Last month a Michigan man named Bradley Fowler initiated a $10 million dollar lawsuit against Nashville-based Christian publisher Thomas Nelson. This month he extended his legal action by suing Zondervan, based in Grand Rapids, for $60 million. When someone seeks a combined $70 million in damages, that has a way of grabbing my attention.
At first I wondered what provoked such an aggressive lawsuit. You know, was he an ex-employee who experienced discrimination? Did he suffer a job-related accident? Nope. Turns out both companies publish Bibles . . . and Bradley doesn’t like something these Bibles have to say about his behavior. Specifically, Bradley claims their Bibles have caused him emotional pain and demoralization.
Before going into details about his particular area of discomfort, let me say that I’m not comfortable when God – speaking through the pages of the Bible – convicts me of the areas where I’ve sinned. Maybe I’ve wronged my wife Jean in some way, or spoken harshly to my boys, or been impatient with a coworker. Regardless of the specific sin, when God puts his finger on something in my life, conviction isn’t fun. Why?
Conviction means that God isn’t pleased with something in my life. And when something isn’t right, I must repent, change my ways, make amends, right a wrong, apologize, pursue forgiveness, mend fences, or clear the air. Yes, conviction reminds me that I need a savior. And without the conviction of sin that reading the Bible offers me, I’d never change by embracing what Jesus has done on my behalf.
Back to Bradley’s $70 million dollar lawsuit.
He claims that because the Bible calls homosexuality a sin, he experienced periods of “demoralization, chaos and bewilderment.” Bradley’s especially upset because homosexuality is listed in 1 Corinthians 6:9 as a sin that prevents him from entering “the kingdom of God.” Of course, a more careful reading of verses 9 and 10 make it clear that God isn’t singling out homosexuals.

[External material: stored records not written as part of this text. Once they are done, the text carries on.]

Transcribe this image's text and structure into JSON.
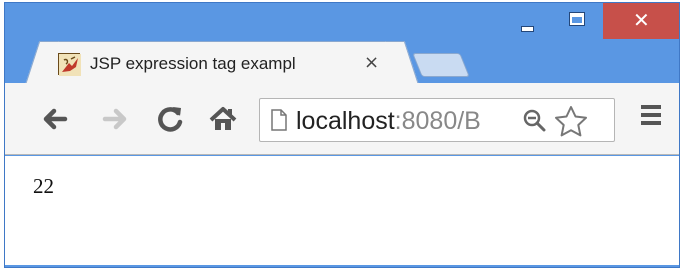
{
  "window": {
    "minimize_label": "minimize",
    "maximize_label": "maximize",
    "close_glyph": "✕"
  },
  "tab": {
    "title": "JSP expression tag exampl",
    "close_glyph": "×",
    "favicon": "java-coffee-icon"
  },
  "toolbar": {
    "back_icon": "back-arrow-icon",
    "forward_icon": "forward-arrow-icon",
    "reload_icon": "reload-icon",
    "home_icon": "home-icon",
    "menu_icon": "hamburger-menu-icon"
  },
  "omnibox": {
    "url_host": "localhost",
    "url_rest": ":8080/B",
    "page_icon": "document-icon",
    "zoom_icon": "magnifier-minus-icon",
    "bookmark_icon": "star-outline-icon"
  },
  "page": {
    "output": "22"
  },
  "colors": {
    "frame": "#5a97e3",
    "close_button": "#c7504a",
    "toolbar": "#f5f5f5"
  }
}
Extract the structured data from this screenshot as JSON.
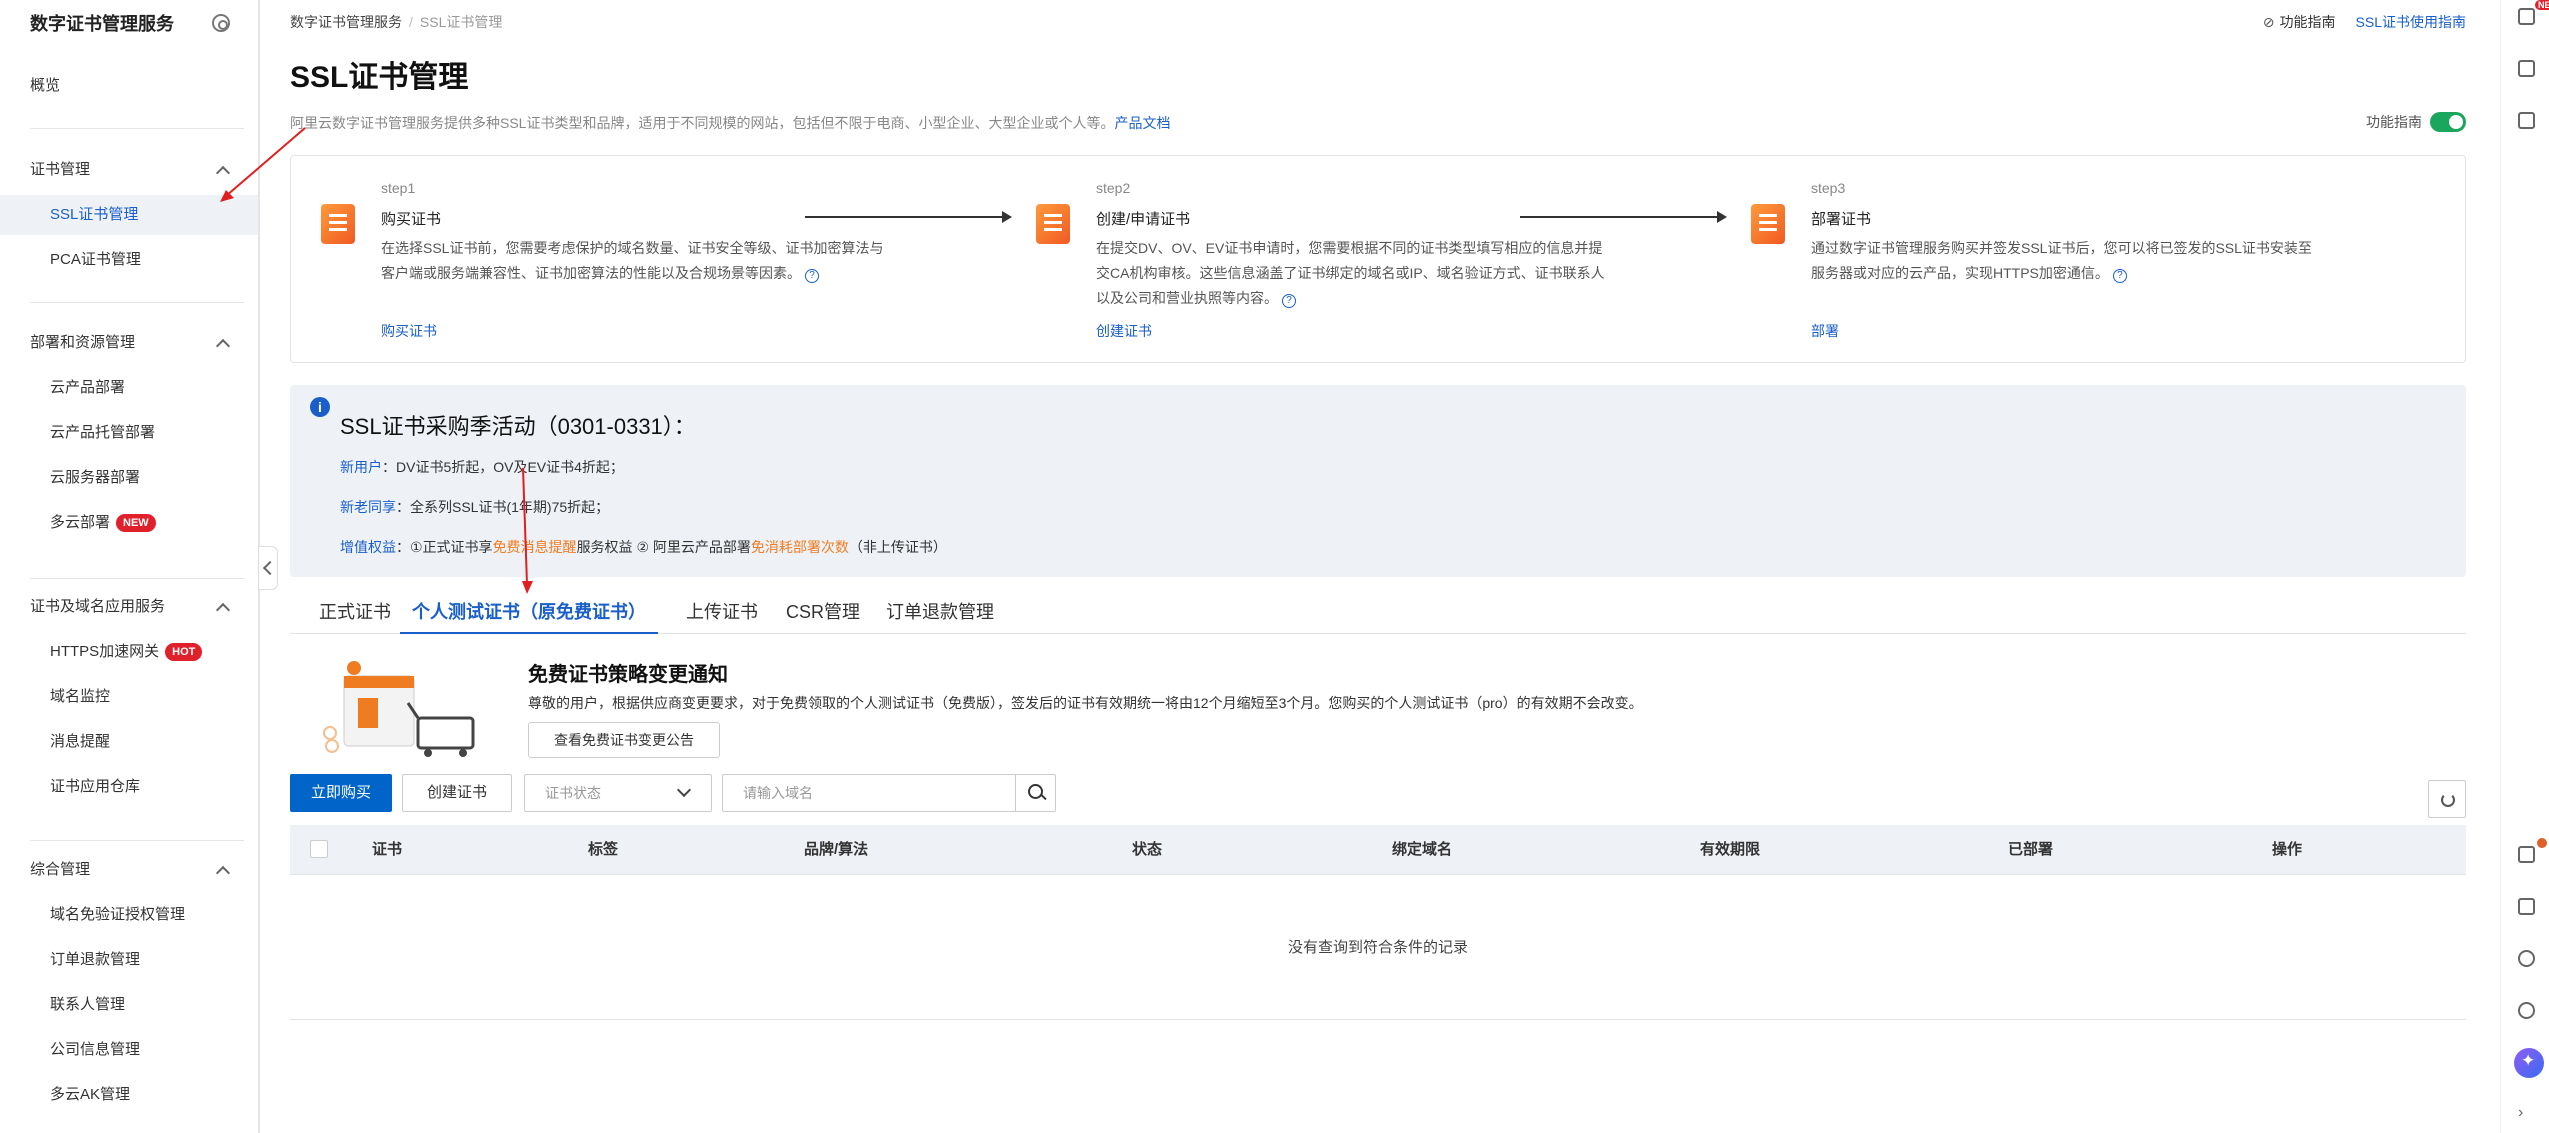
{
  "sidebar": {
    "title": "数字证书管理服务",
    "overview": "概览",
    "groups": [
      {
        "label": "证书管理",
        "items": [
          "SSL证书管理",
          "PCA证书管理"
        ]
      },
      {
        "label": "部署和资源管理",
        "items": [
          "云产品部署",
          "云产品托管部署",
          "云服务器部署",
          "多云部署"
        ]
      },
      {
        "label": "证书及域名应用服务",
        "items": [
          "HTTPS加速网关",
          "域名监控",
          "消息提醒",
          "证书应用仓库"
        ]
      },
      {
        "label": "综合管理",
        "items": [
          "域名免验证授权管理",
          "订单退款管理",
          "联系人管理",
          "公司信息管理",
          "多云AK管理"
        ]
      }
    ],
    "tags": {
      "new": "NEW",
      "hot": "HOT"
    }
  },
  "rail": {
    "badge": "NEW"
  },
  "breadcrumb": {
    "root": "数字证书管理服务",
    "current": "SSL证书管理"
  },
  "top_links": {
    "guide": "功能指南",
    "usage": "SSL证书使用指南"
  },
  "page": {
    "title": "SSL证书管理",
    "intro": "阿里云数字证书管理服务提供多种SSL证书类型和品牌，适用于不同规模的网站，包括但不限于电商、小型企业、大型企业或个人等。",
    "intro_link": "产品文档",
    "guide_toggle": "功能指南"
  },
  "steps": [
    {
      "num": "step1",
      "name": "购买证书",
      "desc": "在选择SSL证书前，您需要考虑保护的域名数量、证书安全等级、证书加密算法与客户端或服务端兼容性、证书加密算法的性能以及合规场景等因素。",
      "link": "购买证书"
    },
    {
      "num": "step2",
      "name": "创建/申请证书",
      "desc": "在提交DV、OV、EV证书申请时，您需要根据不同的证书类型填写相应的信息并提交CA机构审核。这些信息涵盖了证书绑定的域名或IP、域名验证方式、证书联系人以及公司和营业执照等内容。",
      "link": "创建证书"
    },
    {
      "num": "step3",
      "name": "部署证书",
      "desc": "通过数字证书管理服务购买并签发SSL证书后，您可以将已签发的SSL证书安装至服务器或对应的云产品，实现HTTPS加密通信。",
      "link": "部署"
    }
  ],
  "promo": {
    "title": "SSL证书采购季活动（0301-0331）：",
    "line1_k": "新用户",
    "line1": "：DV证书5折起，OV及EV证书4折起；",
    "line2_k": "新老同享",
    "line2": "：全系列SSL证书(1年期)75折起；",
    "line3_k": "增值权益",
    "line3_a": "：①正式证书享",
    "line3_hl1": "免费消息提醒",
    "line3_b": "服务权益  ② 阿里云产品部署",
    "line3_hl2": "免消耗部署次数",
    "line3_c": "（非上传证书）"
  },
  "tabs": [
    "正式证书",
    "个人测试证书（原免费证书）",
    "上传证书",
    "CSR管理",
    "订单退款管理"
  ],
  "notice": {
    "title": "免费证书策略变更通知",
    "desc": "尊敬的用户，根据供应商变更要求，对于免费领取的个人测试证书（免费版），签发后的证书有效期统一将由12个月缩短至3个月。您购买的个人测试证书（pro）的有效期不会改变。",
    "button": "查看免费证书变更公告"
  },
  "toolbar": {
    "buy": "立即购买",
    "create": "创建证书",
    "status_placeholder": "证书状态",
    "search_placeholder": "请输入域名"
  },
  "table": {
    "columns": [
      "证书",
      "标签",
      "品牌/算法",
      "状态",
      "绑定域名",
      "有效期限",
      "已部署",
      "操作"
    ],
    "empty": "没有查询到符合条件的记录"
  },
  "colors": {
    "primary": "#0064c8",
    "link": "#1a5fc9",
    "highlight": "#f07c22",
    "annotation": "#e02020"
  }
}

See for yourself:
“Do you not know that the wicked will not inherit the kingdom of God? Do not be deceived: Neither the sexually immoral nor idolaters nor adulterers nor male prostitutes nor homosexual offenders nor thieves nor the greedy nor drunkards nor slanderers nor swindlers will inherit the kingdom of God.”
Did you notice that greedy people are on God’s list of the “wicked” who “will not inherit the kingdom of God”? Should greedy people join the lawsuit for emotional distress? What about “thieves” or “adulterers”? What Bradley is missing is the good news that comes in verse 11: “And that is what some of you were. But you were washed, you were sanctified, you were justified in the name of the Lord Jesus Christ and by the Spirit of our God.”

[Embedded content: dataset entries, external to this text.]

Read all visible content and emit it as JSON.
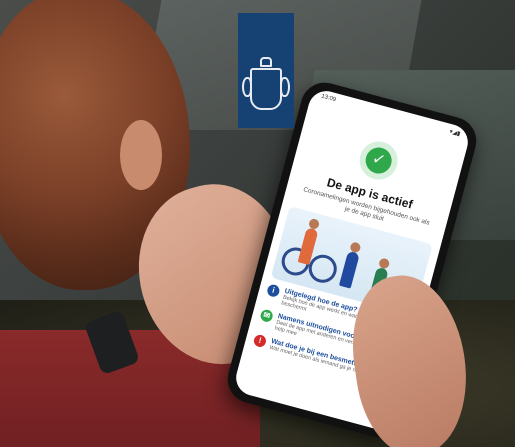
{
  "scene": {
    "description": "photo-person-using-phone-app",
    "colors": {
      "logo_blue": "#154273",
      "success_green": "#2ea84a",
      "sweater_red": "#8a2a2a"
    }
  },
  "phone": {
    "status_time": "13:09",
    "status_icons": "▾◢▮",
    "check_icon": "✓",
    "title": "De app is actief",
    "subtitle": "Coronamelingen worden bijgehouden ook als je de app sluit",
    "items": [
      {
        "icon": "info-icon",
        "title": "Uitgelegd hoe de app?",
        "desc": "Bekijk hoe de app werkt en wat de app je privacy beschermt"
      },
      {
        "icon": "chat-icon",
        "title": "Namens uitnodigen voor de app",
        "desc": "Deel de app met anderen en verspreid zo de app en help mee"
      },
      {
        "icon": "warning-icon",
        "title": "Wat doe je bij een besmetting?",
        "desc": "Wat moet je doen als iemand ga je naar een test"
      }
    ]
  },
  "logo": {
    "name": "rijksoverheid-logo"
  }
}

God knows none of us–whether homosexual, straight, living in adultery, or just obsessed with greed–can enter heaven apart from a savior and a change in that person’s life. While I pray that the court tosses out this frivolous lawsuit, I also pray that Bradley allows the conviction he may be experiencing to drive him to a Savior who loves him just as he is.